What if interior design was also used to change the world? This is what design students at the English University of Falmouth wanted to investigate. They just graduated with research on the compulsory theme of ‘reimagining the future of interior design’.
Students chose to work on spaces specifically designed to accommodate the most vulnerable individuals in our modern society: rough sleepers, drug addicts in remission, disadvantaged young mothers, sick children… They worked on the themes of health, well-being, the refugee crisis, environmental issues and over-consumption. Here are some of their projects.
Kate Terret wondered what would happen if a student got pregnant at school. Knowing that isolation is a recurring problem among young single mothers, she imagined a place of life where young mothers can be welcomed while continuing their education, but where the little ones would also be cared for by professionals.
Clarice Gazey worked on a space where children with cerebral palsy can continue to “live their childhood”, and not be confined to often inhospitable medical environments. Another project, quite similar to the previous one in its set-up: The House of Teens by Sam Viney, which allows teenagers to rebuild their lives after a cancer diagnosis. The house offers stimulating activities, a cheerful and social atmosphere, which helps teenagers to project themselves into the future.
A last one for the road: Romina Arello-Templer’s Re-Build project plans to allow refugees to recreate a micro-city within a large abandoned building, recreating a community in which they can find their bearings.
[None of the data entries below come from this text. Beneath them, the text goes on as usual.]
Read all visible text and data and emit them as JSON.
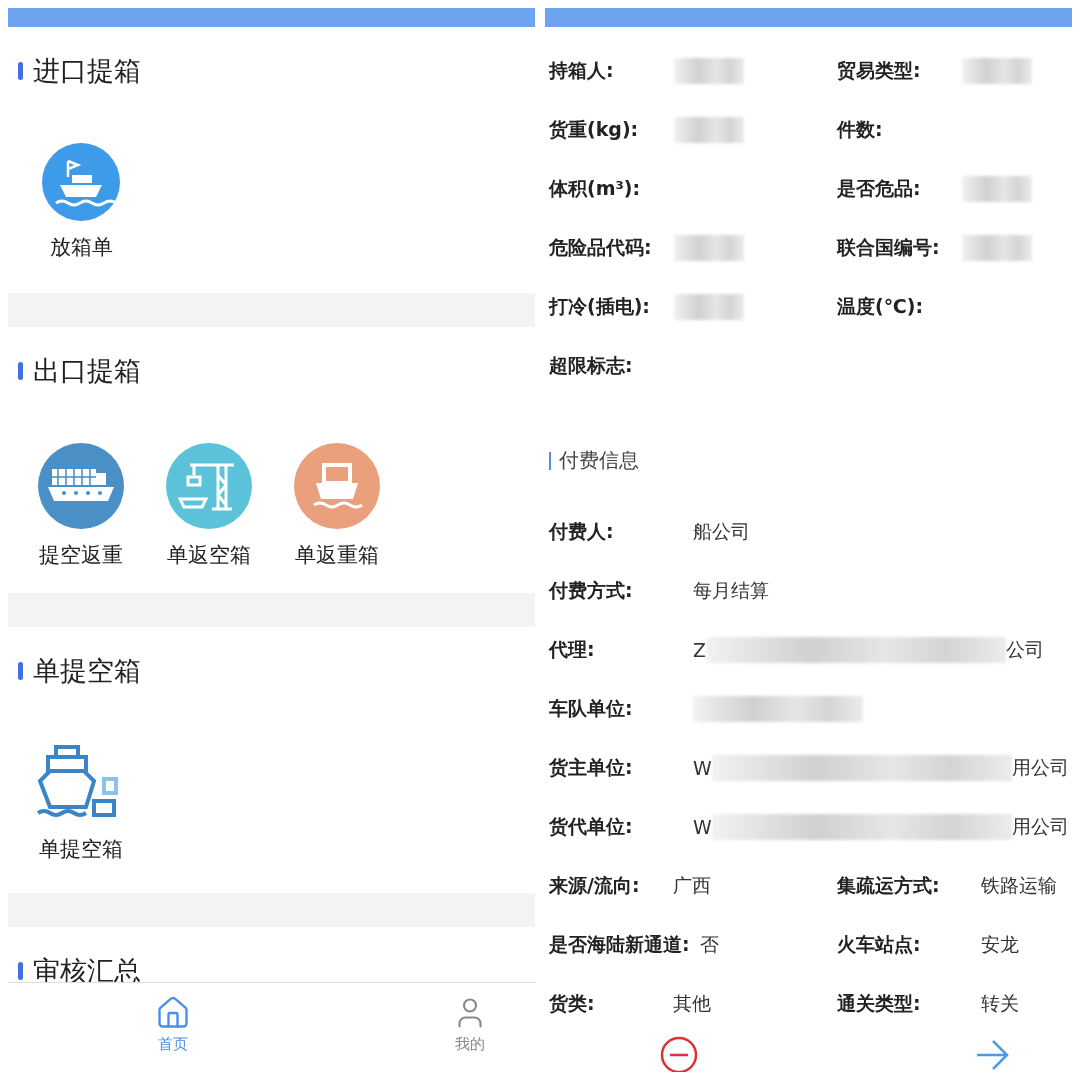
{
  "home_screen": {
    "sections": [
      {
        "title": "进口提箱",
        "items": [
          {
            "label": "放箱单",
            "kind": "flag-ship"
          }
        ]
      },
      {
        "title": "出口提箱",
        "items": [
          {
            "label": "提空返重",
            "kind": "container-ship"
          },
          {
            "label": "单返空箱",
            "kind": "crane"
          },
          {
            "label": "单返重箱",
            "kind": "ferry"
          }
        ]
      },
      {
        "title": "单提空箱",
        "items": [
          {
            "label": "单提空箱",
            "kind": "outline-ship"
          }
        ]
      },
      {
        "title": "审核汇总"
      }
    ],
    "tab_bar": [
      {
        "label": "首页",
        "kind": "home",
        "selected": true
      },
      {
        "label": "我的",
        "kind": "user",
        "selected": false
      }
    ]
  },
  "detail_screen": {
    "cargo_rows": [
      [
        {
          "label": "持箱人:",
          "redacted": true
        },
        {
          "label": "贸易类型:",
          "redacted": true
        }
      ],
      [
        {
          "label": "货重(kg):",
          "redacted": true
        },
        {
          "label": "件数:"
        }
      ],
      [
        {
          "label": "体积(m³):"
        },
        {
          "label": "是否危品:",
          "redacted": true
        }
      ],
      [
        {
          "label": "危险品代码:",
          "redacted": true
        },
        {
          "label": "联合国编号:",
          "redacted": true
        }
      ],
      [
        {
          "label": "打冷(插电):",
          "redacted": true
        },
        {
          "label": "温度(℃):"
        }
      ],
      [
        {
          "label": "超限标志:"
        }
      ]
    ],
    "payment_title": "付费信息",
    "payment_rows": [
      [
        {
          "label": "付费人:",
          "value": "船公司"
        }
      ],
      [
        {
          "label": "付费方式:",
          "value": "每月结算"
        }
      ],
      [
        {
          "label": "代理:",
          "value_start": "Z",
          "redacted": true,
          "value_end": "公司"
        }
      ],
      [
        {
          "label": "车队单位:",
          "redacted": true
        }
      ],
      [
        {
          "label": "货主单位:",
          "value_start": "W",
          "redacted": true,
          "value_end": "用公司"
        }
      ],
      [
        {
          "label": "货代单位:",
          "value_start": "W",
          "redacted": true,
          "value_end": "用公司"
        }
      ],
      [
        {
          "label": "来源/流向:",
          "value": "广西"
        },
        {
          "label": "集疏运方式:",
          "value": "铁路运输"
        }
      ],
      [
        {
          "label": "是否海陆新通道:",
          "value": "否"
        },
        {
          "label": "火车站点:",
          "value": "安龙"
        }
      ],
      [
        {
          "label": "货类:",
          "value": "其他"
        },
        {
          "label": "通关类型:",
          "value": "转关"
        }
      ]
    ]
  }
}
The project allows young people to communicate, without being dependent on an imposed language and at the same time it brings together communities of different cultures and backgrounds.
All these student projects have one thing in common: they allow the most vulnerable among us to find their place in our complicated… and sometimes excluding society.